Glaesmann will have the benefit of working behind an experienced offensive line. All five starters are either juniors or seniors and have a combined 92 starts in their careers. Senior center Trey Martin and junior tackle Calvin Anderson were both named to preseason all-conference teams by Athlon Sports. Lynch said the team is planning to run its offense through its experienced front five.

“Everything we do is going to start with who we have [on the offensive line] and what we can do [on the offensive line],” Lynch said. “The beauty of that is that, not only do we have experience there, but we have depth.

While the team is looking forward to this year, last season’s failures are still on their minds. Athletic Director Joe Karlgaard has made it clear he has high expectations. After two straight seasons without a bowl appearance, it is no secret that Bailiff’s job status could come into question if the Owls stumble again. According to a statement from Bailiff released last November, he is working hard to make sure the team improves.

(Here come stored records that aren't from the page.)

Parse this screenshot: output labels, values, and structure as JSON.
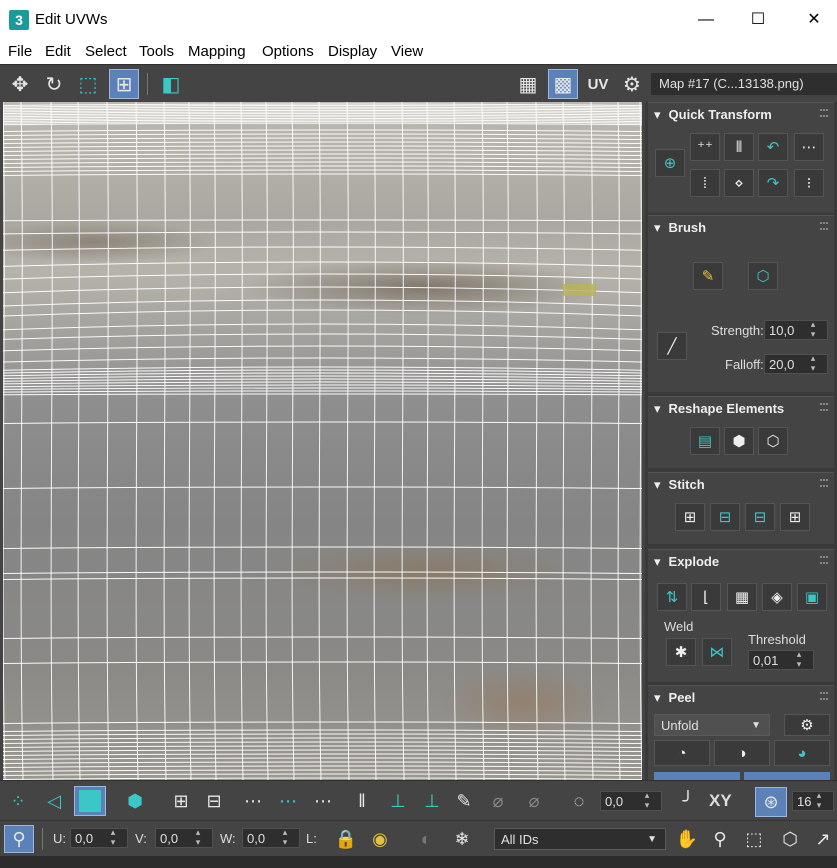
{
  "window": {
    "title": "Edit UVWs",
    "app_icon": "3",
    "minimize": "—",
    "maximize": "☐",
    "close": "✕"
  },
  "menu": [
    "File",
    "Edit",
    "Select",
    "Tools",
    "Mapping",
    "Options",
    "Display",
    "View"
  ],
  "toolbar": {
    "uv_label": "UV",
    "map_selector": "Map #17 (C...13138.png)"
  },
  "panel": {
    "quick_transform": {
      "title": "Quick Transform"
    },
    "brush": {
      "title": "Brush",
      "strength_label": "Strength:",
      "strength_value": "10,0",
      "falloff_label": "Falloff:",
      "falloff_value": "20,0"
    },
    "reshape": {
      "title": "Reshape Elements"
    },
    "stitch": {
      "title": "Stitch"
    },
    "explode": {
      "title": "Explode",
      "weld_label": "Weld",
      "threshold_label": "Threshold",
      "threshold_value": "0,01"
    },
    "peel": {
      "title": "Peel",
      "unfold_value": "Unfold"
    }
  },
  "bottom": {
    "angle_value": "0,0",
    "xy_label": "XY",
    "grid_value": "16",
    "u_label": "U:",
    "u_value": "0,0",
    "v_label": "V:",
    "v_value": "0,0",
    "w_label": "W:",
    "w_value": "0,0",
    "l_label": "L:",
    "ids_value": "All IDs"
  },
  "colors": {
    "accent_teal": "#3cc7c7",
    "active_blue": "#5b82b8",
    "panel_bg": "#444444",
    "mesh_line": "#ffffff",
    "selected_face": "#b8b45a"
  }
}
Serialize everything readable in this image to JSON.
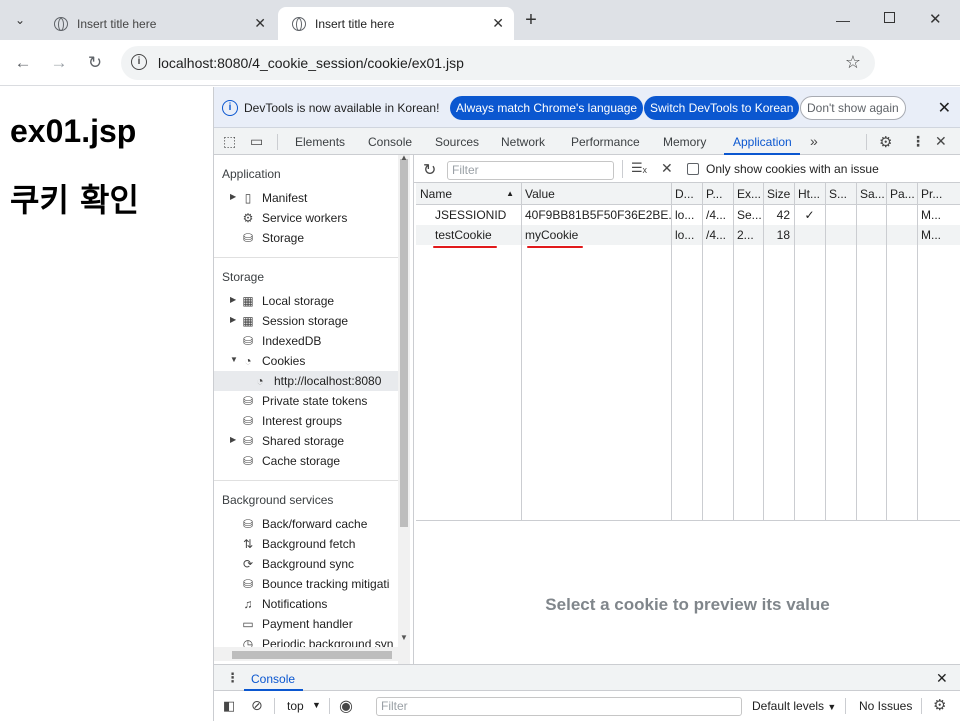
{
  "browser": {
    "tabs": [
      {
        "title": "Insert title here"
      },
      {
        "title": "Insert title here"
      }
    ],
    "url": "localhost:8080/4_cookie_session/cookie/ex01.jsp"
  },
  "page": {
    "title": "ex01.jsp",
    "subtitle": "쿠키 확인"
  },
  "devtools": {
    "infobar": {
      "message": "DevTools is now available in Korean!",
      "btn_match": "Always match Chrome's language",
      "btn_switch": "Switch DevTools to Korean",
      "btn_dismiss": "Don't show again"
    },
    "tabs": [
      "Elements",
      "Console",
      "Sources",
      "Network",
      "Performance",
      "Memory",
      "Application"
    ],
    "active_tab": "Application",
    "sidebar": {
      "application_header": "Application",
      "application_items": [
        "Manifest",
        "Service workers",
        "Storage"
      ],
      "storage_header": "Storage",
      "storage_items": [
        "Local storage",
        "Session storage",
        "IndexedDB",
        "Cookies",
        "http://localhost:8080",
        "Private state tokens",
        "Interest groups",
        "Shared storage",
        "Cache storage"
      ],
      "background_header": "Background services",
      "background_items": [
        "Back/forward cache",
        "Background fetch",
        "Background sync",
        "Bounce tracking mitigati",
        "Notifications",
        "Payment handler",
        "Periodic background syn"
      ]
    },
    "cookies": {
      "filter_placeholder": "Filter",
      "only_issue_label": "Only show cookies with an issue",
      "columns": [
        "Name",
        "Value",
        "D...",
        "P...",
        "Ex...",
        "Size",
        "Ht...",
        "S...",
        "Sa...",
        "Pa...",
        "Pr..."
      ],
      "rows": [
        [
          "JSESSIONID",
          "40F9BB81B5F50F36E2BE...",
          "lo...",
          "/4...",
          "Se...",
          "42",
          "✓",
          "",
          "",
          "",
          "M..."
        ],
        [
          "testCookie",
          "myCookie",
          "lo...",
          "/4...",
          "2...",
          "18",
          "",
          "",
          "",
          "",
          "M..."
        ]
      ],
      "preview_text": "Select a cookie to preview its value"
    },
    "drawer": {
      "tab": "Console",
      "context": "top",
      "filter_placeholder": "Filter",
      "levels": "Default levels",
      "issues": "No Issues"
    }
  }
}
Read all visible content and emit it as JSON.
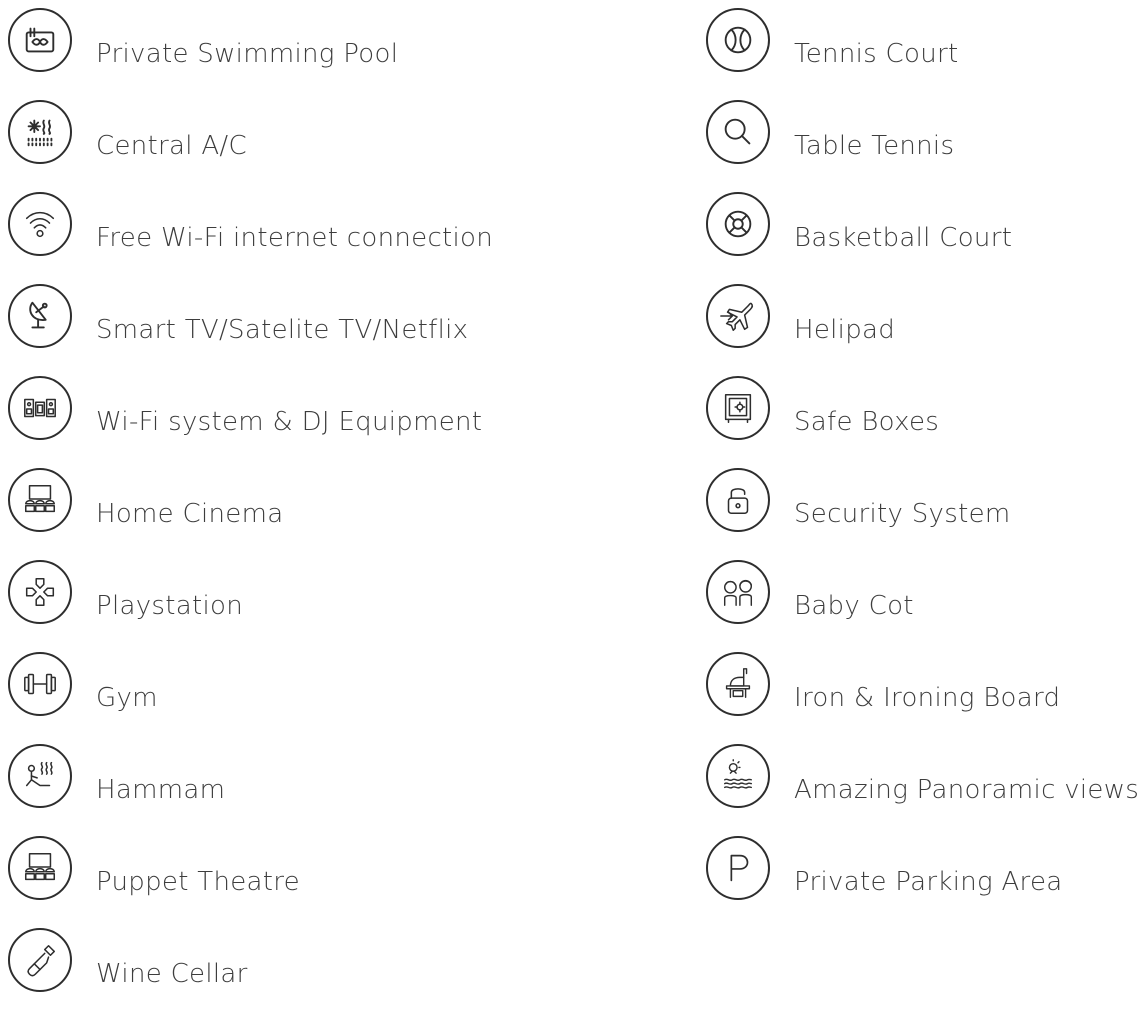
{
  "left_column": [
    {
      "label": "Private Swimming Pool",
      "icon": "pool-icon"
    },
    {
      "label": "Central A/C",
      "icon": "air-conditioning-icon"
    },
    {
      "label": "Free Wi-Fi internet connection",
      "icon": "wifi-icon"
    },
    {
      "label": "Smart TV/Satelite TV/Netflix",
      "icon": "satellite-dish-icon"
    },
    {
      "label": "Wi-Fi system & DJ Equipment",
      "icon": "speakers-icon"
    },
    {
      "label": "Home Cinema",
      "icon": "cinema-icon"
    },
    {
      "label": "Playstation",
      "icon": "gamepad-icon"
    },
    {
      "label": "Gym",
      "icon": "dumbbell-icon"
    },
    {
      "label": "Hammam",
      "icon": "hammam-icon"
    },
    {
      "label": "Puppet Theatre",
      "icon": "theatre-icon"
    },
    {
      "label": "Wine Cellar",
      "icon": "wine-bottle-icon"
    }
  ],
  "right_column": [
    {
      "label": "Tennis Court",
      "icon": "tennis-ball-icon"
    },
    {
      "label": "Table Tennis",
      "icon": "ping-pong-icon"
    },
    {
      "label": "Basketball Court",
      "icon": "basketball-icon"
    },
    {
      "label": "Helipad",
      "icon": "airplane-icon"
    },
    {
      "label": "Safe Boxes",
      "icon": "safe-icon"
    },
    {
      "label": "Security System",
      "icon": "padlock-icon"
    },
    {
      "label": "Baby Cot",
      "icon": "children-icon"
    },
    {
      "label": "Iron & Ironing Board",
      "icon": "iron-icon"
    },
    {
      "label": "Amazing Panoramic views",
      "icon": "sea-view-icon"
    },
    {
      "label": "Private Parking Area",
      "icon": "parking-icon"
    }
  ]
}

“No one is more disappointed in the 2016 season’s results than me and I am resolved to do whatever is necessary to have success once again,” Bailiff said. “I am working with Joe on implementing the changes we need to be successful while also preserving the terrific attitude of our players who fought through a difficult season this year.”

Players are optimistic they can improve this year. With a new quarterback, a new defensive coordinator and numerous players returning from injuries, Ellerbee said the Owls believe they will barely resemble last year’s squad.

“Expectations are great,” Ellerbee said. “This is a new season and we have to prove that last season was just last season. It’s a whole new season, a whole different look and a whole different team.”